■ Exercise: Below are the records; copy every line in them that holds the string "from".

■ Entries shown:

☆ ☆ ☆ ☆ ☆ ☆ ☆

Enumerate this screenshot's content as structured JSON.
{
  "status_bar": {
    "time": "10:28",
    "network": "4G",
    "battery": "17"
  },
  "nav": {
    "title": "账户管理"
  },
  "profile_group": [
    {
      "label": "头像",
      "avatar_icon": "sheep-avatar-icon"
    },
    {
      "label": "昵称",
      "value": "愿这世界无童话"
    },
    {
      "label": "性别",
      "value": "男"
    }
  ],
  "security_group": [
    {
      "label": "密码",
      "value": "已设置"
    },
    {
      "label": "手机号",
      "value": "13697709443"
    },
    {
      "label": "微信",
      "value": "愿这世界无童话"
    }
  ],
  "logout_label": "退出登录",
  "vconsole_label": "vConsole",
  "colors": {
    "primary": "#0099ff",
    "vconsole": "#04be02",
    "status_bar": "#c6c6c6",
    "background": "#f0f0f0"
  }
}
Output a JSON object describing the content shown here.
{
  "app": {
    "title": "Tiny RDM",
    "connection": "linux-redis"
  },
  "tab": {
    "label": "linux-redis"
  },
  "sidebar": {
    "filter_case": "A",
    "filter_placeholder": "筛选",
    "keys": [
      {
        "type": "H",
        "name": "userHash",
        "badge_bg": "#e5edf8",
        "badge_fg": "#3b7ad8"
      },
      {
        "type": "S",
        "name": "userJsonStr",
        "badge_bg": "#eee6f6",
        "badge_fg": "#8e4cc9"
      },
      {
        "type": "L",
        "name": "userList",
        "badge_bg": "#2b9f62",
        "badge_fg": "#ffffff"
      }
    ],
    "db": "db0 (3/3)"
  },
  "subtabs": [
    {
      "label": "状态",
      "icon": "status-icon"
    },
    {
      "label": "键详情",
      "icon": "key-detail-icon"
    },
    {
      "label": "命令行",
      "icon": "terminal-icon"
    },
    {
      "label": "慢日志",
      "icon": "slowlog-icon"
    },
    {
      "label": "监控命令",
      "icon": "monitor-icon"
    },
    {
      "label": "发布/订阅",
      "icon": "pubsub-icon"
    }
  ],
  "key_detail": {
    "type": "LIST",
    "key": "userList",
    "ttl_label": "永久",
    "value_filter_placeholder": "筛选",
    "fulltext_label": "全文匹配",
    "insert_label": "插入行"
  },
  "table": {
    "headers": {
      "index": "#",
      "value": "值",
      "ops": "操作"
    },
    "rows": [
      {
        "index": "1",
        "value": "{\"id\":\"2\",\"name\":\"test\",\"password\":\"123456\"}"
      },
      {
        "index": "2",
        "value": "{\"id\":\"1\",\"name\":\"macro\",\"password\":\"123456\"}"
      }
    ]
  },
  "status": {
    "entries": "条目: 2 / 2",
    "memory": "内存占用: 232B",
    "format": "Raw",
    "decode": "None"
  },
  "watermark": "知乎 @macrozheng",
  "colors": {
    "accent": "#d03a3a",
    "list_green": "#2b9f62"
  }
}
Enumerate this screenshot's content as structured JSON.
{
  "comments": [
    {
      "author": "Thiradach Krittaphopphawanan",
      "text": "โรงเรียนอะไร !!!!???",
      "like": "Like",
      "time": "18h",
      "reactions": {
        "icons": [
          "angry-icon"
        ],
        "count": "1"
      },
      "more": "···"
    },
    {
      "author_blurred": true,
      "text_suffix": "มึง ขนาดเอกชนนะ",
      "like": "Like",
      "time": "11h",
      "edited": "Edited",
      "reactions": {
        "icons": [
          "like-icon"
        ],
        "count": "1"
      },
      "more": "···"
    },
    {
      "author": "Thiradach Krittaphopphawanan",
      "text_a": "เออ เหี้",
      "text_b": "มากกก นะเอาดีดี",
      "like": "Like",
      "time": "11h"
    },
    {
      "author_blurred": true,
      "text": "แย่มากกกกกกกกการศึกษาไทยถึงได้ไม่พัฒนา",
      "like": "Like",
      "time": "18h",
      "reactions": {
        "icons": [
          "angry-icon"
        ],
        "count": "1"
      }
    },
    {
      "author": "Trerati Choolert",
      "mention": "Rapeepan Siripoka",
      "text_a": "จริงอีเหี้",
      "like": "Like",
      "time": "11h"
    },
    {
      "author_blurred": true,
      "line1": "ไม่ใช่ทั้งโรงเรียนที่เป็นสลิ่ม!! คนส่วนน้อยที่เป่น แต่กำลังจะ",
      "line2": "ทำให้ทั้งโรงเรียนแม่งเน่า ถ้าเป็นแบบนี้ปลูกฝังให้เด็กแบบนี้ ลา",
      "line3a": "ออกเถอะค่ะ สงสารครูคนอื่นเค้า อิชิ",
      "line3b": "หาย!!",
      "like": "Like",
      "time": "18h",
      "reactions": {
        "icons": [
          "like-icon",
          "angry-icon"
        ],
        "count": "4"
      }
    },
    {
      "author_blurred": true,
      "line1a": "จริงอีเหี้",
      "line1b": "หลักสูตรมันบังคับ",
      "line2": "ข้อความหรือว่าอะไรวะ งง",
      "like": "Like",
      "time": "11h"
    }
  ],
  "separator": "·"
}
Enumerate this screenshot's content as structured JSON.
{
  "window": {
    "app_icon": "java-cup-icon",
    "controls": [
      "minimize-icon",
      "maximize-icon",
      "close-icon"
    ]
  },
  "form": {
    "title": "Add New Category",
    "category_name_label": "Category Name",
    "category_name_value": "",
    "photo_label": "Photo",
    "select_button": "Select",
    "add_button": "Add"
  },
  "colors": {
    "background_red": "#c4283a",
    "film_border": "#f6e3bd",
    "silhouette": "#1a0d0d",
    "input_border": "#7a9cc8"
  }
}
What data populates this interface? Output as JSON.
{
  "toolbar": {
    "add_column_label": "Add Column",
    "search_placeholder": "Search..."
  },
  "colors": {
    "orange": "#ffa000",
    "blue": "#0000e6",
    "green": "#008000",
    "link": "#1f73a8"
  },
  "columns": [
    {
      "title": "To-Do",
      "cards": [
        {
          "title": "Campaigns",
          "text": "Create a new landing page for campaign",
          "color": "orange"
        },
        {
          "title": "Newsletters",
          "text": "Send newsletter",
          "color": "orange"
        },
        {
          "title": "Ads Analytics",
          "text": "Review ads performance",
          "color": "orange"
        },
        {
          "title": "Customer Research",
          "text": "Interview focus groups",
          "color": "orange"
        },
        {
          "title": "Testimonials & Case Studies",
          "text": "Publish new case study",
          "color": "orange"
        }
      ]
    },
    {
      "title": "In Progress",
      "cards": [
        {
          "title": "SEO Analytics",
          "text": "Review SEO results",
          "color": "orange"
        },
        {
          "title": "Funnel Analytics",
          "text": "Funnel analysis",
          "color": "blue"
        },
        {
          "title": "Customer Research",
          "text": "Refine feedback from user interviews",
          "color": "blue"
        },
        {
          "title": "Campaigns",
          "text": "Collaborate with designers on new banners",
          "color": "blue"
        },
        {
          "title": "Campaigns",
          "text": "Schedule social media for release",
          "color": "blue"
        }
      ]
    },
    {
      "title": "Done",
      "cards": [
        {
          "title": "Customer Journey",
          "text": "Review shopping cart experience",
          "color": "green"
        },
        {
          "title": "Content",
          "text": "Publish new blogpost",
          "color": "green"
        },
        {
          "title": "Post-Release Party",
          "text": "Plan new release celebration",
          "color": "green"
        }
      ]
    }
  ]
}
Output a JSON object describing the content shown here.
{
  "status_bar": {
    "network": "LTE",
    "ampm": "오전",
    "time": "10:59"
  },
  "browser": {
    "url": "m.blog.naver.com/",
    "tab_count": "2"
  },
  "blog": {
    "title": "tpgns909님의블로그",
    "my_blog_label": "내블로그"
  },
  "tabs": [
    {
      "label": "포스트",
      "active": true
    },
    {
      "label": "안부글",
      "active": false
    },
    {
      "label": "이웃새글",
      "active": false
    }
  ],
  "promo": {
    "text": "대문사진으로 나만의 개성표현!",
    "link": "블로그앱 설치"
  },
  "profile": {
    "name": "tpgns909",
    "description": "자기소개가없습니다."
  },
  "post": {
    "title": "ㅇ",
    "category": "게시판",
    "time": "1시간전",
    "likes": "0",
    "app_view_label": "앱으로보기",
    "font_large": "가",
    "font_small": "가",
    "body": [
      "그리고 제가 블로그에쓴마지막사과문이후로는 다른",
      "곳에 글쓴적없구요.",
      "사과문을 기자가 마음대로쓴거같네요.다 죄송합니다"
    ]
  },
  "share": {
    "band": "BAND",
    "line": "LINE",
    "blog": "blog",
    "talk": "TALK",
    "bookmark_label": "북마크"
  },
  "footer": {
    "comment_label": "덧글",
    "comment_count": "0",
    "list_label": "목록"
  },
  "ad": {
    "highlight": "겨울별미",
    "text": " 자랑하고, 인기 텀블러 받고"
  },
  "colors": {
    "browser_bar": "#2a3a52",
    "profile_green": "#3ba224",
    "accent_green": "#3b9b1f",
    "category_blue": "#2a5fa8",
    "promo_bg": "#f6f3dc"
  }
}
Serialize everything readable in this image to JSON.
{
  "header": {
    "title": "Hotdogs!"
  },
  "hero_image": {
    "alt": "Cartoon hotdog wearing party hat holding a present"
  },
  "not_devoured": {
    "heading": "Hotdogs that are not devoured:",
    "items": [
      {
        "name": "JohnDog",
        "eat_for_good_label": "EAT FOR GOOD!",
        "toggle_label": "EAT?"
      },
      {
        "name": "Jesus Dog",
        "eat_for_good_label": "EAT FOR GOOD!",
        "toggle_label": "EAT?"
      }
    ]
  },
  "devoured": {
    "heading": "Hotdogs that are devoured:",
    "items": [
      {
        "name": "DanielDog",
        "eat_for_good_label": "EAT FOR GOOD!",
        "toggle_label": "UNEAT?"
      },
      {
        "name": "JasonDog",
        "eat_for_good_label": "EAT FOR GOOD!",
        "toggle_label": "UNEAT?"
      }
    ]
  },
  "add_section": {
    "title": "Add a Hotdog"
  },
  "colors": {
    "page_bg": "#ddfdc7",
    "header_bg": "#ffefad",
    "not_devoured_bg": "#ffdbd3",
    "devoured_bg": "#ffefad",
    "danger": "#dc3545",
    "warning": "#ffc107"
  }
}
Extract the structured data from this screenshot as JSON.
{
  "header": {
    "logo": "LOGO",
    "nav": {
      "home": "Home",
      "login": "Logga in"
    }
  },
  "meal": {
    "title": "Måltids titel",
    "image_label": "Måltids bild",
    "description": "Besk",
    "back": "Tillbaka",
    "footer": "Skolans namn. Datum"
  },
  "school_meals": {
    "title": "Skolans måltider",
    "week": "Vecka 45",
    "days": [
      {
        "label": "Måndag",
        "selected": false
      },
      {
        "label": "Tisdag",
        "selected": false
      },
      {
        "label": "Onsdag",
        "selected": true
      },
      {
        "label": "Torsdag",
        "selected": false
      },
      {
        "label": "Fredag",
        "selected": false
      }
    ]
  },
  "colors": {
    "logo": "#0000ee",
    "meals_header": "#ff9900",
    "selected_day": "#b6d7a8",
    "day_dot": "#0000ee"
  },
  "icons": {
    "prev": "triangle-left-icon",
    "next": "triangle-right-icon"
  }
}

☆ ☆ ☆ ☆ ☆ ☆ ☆

■ Result of this task:
          "text": "Refine feedback from user interviews",
Extract the structured data from this screenshot as JSON.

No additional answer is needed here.